What you will do ->
Without the pictures, restate all of the data below word for word.

Data supplied ->
============================================================
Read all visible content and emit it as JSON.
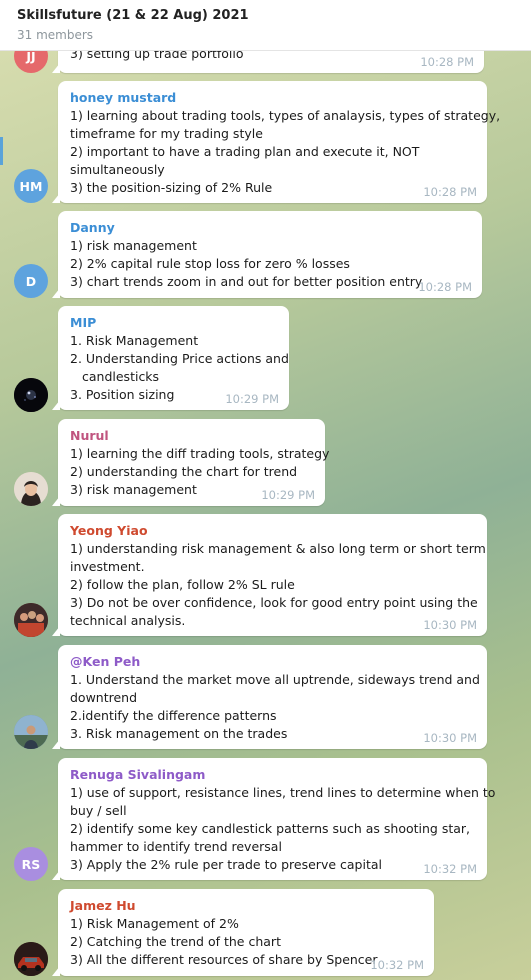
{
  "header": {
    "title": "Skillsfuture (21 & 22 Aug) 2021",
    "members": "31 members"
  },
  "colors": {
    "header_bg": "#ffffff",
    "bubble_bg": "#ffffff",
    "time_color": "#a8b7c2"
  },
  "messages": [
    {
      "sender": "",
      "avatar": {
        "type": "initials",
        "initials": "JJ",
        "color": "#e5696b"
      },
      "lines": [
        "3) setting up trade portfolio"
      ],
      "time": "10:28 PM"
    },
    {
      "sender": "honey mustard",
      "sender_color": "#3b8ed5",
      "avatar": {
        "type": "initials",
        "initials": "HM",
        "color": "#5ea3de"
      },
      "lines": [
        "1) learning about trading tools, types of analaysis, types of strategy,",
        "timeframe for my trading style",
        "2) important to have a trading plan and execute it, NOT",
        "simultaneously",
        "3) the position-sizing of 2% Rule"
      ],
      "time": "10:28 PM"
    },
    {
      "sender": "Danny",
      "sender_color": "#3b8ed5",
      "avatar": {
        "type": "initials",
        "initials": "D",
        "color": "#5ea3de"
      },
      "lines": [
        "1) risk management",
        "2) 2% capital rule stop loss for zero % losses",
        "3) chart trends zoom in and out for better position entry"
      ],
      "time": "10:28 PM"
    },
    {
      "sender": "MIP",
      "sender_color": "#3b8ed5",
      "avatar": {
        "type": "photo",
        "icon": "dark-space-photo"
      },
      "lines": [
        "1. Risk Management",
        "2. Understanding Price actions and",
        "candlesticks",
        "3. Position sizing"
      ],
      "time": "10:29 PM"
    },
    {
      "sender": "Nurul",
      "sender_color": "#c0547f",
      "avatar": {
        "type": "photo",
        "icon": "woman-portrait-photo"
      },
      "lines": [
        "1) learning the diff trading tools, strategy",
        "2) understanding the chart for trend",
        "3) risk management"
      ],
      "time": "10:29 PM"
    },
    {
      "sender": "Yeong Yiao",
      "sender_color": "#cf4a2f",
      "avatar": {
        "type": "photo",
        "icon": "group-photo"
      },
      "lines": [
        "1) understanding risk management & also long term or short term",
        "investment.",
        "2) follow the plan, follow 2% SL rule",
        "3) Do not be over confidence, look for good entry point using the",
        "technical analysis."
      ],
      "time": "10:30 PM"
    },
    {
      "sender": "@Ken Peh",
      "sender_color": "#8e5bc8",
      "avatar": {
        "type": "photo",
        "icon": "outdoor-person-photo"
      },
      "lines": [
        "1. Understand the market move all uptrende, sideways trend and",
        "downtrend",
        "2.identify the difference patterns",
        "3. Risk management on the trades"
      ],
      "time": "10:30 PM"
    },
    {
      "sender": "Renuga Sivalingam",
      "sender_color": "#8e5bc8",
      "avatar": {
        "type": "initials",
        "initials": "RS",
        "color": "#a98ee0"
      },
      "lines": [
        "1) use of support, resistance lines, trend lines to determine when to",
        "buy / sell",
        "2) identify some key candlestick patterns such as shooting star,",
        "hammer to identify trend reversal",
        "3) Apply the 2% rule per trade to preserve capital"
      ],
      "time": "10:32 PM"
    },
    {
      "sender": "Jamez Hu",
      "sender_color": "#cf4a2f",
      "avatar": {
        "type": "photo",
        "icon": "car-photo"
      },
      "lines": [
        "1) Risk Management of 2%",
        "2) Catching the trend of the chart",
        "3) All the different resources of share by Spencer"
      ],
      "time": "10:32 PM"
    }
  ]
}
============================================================
Written answer ->
Read all visible content and emit it as JSON.
{
  "header": {
    "title": "Skillsfuture (21 & 22 Aug) 2021",
    "members": "31 members"
  },
  "colors": {
    "header_bg": "#ffffff",
    "bubble_bg": "#ffffff",
    "time_color": "#a8b7c2"
  },
  "messages": [
    {
      "sender": "",
      "avatar": {
        "type": "initials",
        "initials": "JJ",
        "color": "#e5696b"
      },
      "lines": [
        "3) setting up trade portfolio"
      ],
      "time": "10:28 PM"
    },
    {
      "sender": "honey mustard",
      "sender_color": "#3b8ed5",
      "avatar": {
        "type": "initials",
        "initials": "HM",
        "color": "#5ea3de"
      },
      "lines": [
        "1) learning about trading tools, types of analaysis, types of strategy,",
        "timeframe for my trading style",
        "2) important to have a trading plan and execute it, NOT",
        "simultaneously",
        "3) the position-sizing of 2% Rule"
      ],
      "time": "10:28 PM"
    },
    {
      "sender": "Danny",
      "sender_color": "#3b8ed5",
      "avatar": {
        "type": "initials",
        "initials": "D",
        "color": "#5ea3de"
      },
      "lines": [
        "1) risk management",
        "2) 2% capital rule stop loss for zero % losses",
        "3) chart trends zoom in and out for better position entry"
      ],
      "time": "10:28 PM"
    },
    {
      "sender": "MIP",
      "sender_color": "#3b8ed5",
      "avatar": {
        "type": "photo",
        "icon": "dark-space-photo"
      },
      "lines": [
        "1. Risk Management",
        "2. Understanding Price actions and",
        "candlesticks",
        "3. Position sizing"
      ],
      "time": "10:29 PM"
    },
    {
      "sender": "Nurul",
      "sender_color": "#c0547f",
      "avatar": {
        "type": "photo",
        "icon": "woman-portrait-photo"
      },
      "lines": [
        "1) learning the diff trading tools, strategy",
        "2) understanding the chart for trend",
        "3) risk management"
      ],
      "time": "10:29 PM"
    },
    {
      "sender": "Yeong Yiao",
      "sender_color": "#cf4a2f",
      "avatar": {
        "type": "photo",
        "icon": "group-photo"
      },
      "lines": [
        "1) understanding risk management & also long term or short term",
        "investment.",
        "2) follow the plan, follow 2% SL rule",
        "3) Do not be over confidence, look for good entry point using the",
        "technical analysis."
      ],
      "time": "10:30 PM"
    },
    {
      "sender": "@Ken Peh",
      "sender_color": "#8e5bc8",
      "avatar": {
        "type": "photo",
        "icon": "outdoor-person-photo"
      },
      "lines": [
        "1. Understand the market move all uptrende, sideways trend and",
        "downtrend",
        "2.identify the difference patterns",
        "3. Risk management on the trades"
      ],
      "time": "10:30 PM"
    },
    {
      "sender": "Renuga Sivalingam",
      "sender_color": "#8e5bc8",
      "avatar": {
        "type": "initials",
        "initials": "RS",
        "color": "#a98ee0"
      },
      "lines": [
        "1) use of support, resistance lines, trend lines to determine when to",
        "buy / sell",
        "2) identify some key candlestick patterns such as shooting star,",
        "hammer to identify trend reversal",
        "3) Apply the 2% rule per trade to preserve capital"
      ],
      "time": "10:32 PM"
    },
    {
      "sender": "Jamez Hu",
      "sender_color": "#cf4a2f",
      "avatar": {
        "type": "photo",
        "icon": "car-photo"
      },
      "lines": [
        "1) Risk Management of 2%",
        "2) Catching the trend of the chart",
        "3) All the different resources of share by Spencer"
      ],
      "time": "10:32 PM"
    }
  ]
}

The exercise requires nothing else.